Go through the entries below and copy each line that holds the word "dose".

START INPUT

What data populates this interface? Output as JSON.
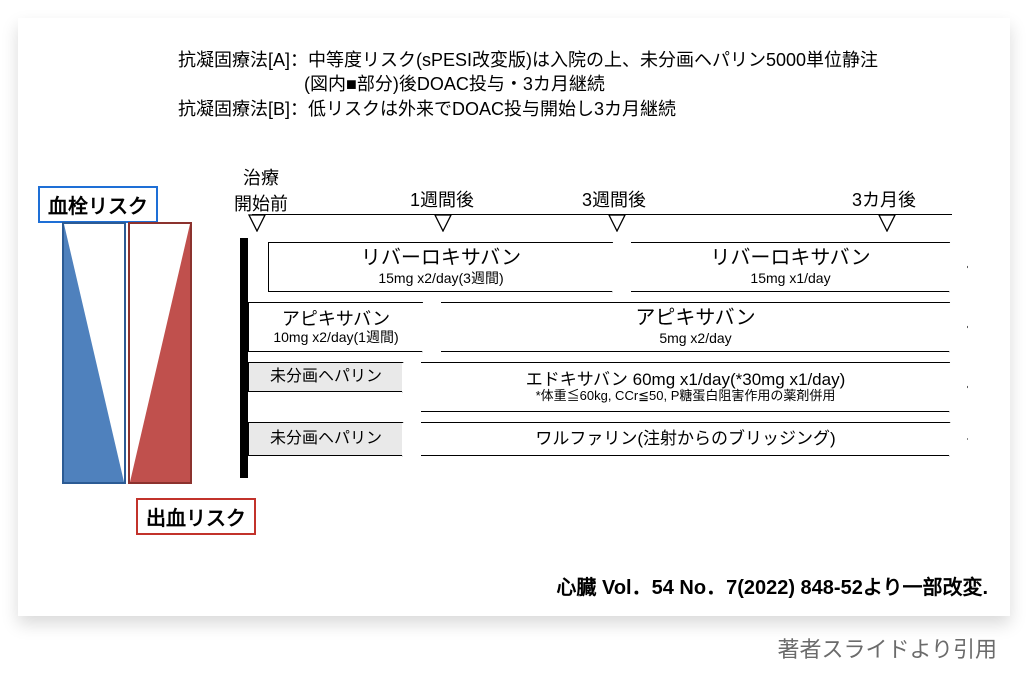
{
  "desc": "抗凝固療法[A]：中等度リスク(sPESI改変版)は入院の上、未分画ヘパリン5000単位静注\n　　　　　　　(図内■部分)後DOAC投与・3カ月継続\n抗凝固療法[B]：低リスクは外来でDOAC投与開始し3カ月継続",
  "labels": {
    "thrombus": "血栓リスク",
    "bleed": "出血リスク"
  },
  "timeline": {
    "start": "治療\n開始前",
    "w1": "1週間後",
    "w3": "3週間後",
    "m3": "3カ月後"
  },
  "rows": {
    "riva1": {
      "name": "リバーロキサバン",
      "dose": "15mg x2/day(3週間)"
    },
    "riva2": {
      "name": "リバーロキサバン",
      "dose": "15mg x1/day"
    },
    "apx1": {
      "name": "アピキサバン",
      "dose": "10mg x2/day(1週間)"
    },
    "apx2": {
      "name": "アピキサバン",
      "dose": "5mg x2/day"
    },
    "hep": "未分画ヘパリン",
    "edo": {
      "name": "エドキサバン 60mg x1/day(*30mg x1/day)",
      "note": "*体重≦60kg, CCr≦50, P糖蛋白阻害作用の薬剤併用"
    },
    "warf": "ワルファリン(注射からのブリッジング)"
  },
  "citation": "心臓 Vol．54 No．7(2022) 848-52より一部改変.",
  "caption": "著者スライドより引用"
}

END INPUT
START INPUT

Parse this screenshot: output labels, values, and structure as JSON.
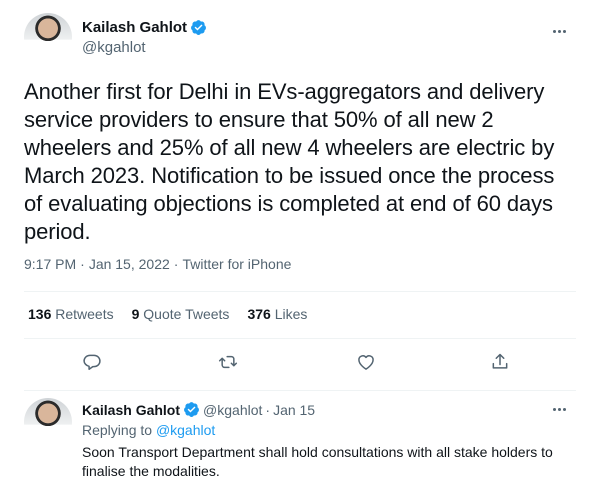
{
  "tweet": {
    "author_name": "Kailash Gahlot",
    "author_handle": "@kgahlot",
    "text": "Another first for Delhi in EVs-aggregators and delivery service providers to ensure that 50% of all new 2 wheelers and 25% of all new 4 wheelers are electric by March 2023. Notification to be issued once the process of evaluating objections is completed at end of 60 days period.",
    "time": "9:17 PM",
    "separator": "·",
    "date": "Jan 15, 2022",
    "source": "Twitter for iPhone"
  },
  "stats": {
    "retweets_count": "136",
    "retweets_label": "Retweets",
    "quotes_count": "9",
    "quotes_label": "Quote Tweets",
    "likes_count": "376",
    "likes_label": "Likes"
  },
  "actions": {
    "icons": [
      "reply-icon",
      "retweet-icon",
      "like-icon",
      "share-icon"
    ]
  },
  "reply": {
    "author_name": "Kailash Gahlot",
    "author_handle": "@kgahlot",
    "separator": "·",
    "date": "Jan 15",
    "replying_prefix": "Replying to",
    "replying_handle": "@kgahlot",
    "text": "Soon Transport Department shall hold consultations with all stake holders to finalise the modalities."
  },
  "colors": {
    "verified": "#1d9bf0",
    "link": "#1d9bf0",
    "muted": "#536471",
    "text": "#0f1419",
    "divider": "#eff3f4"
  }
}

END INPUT

=== ANSWER SPACE ===
      "dose": "15mg x2/day(3週間)"
      "dose": "15mg x1/day"
      "dose": "10mg x2/day(1週間)"
      "dose": "5mg x2/day"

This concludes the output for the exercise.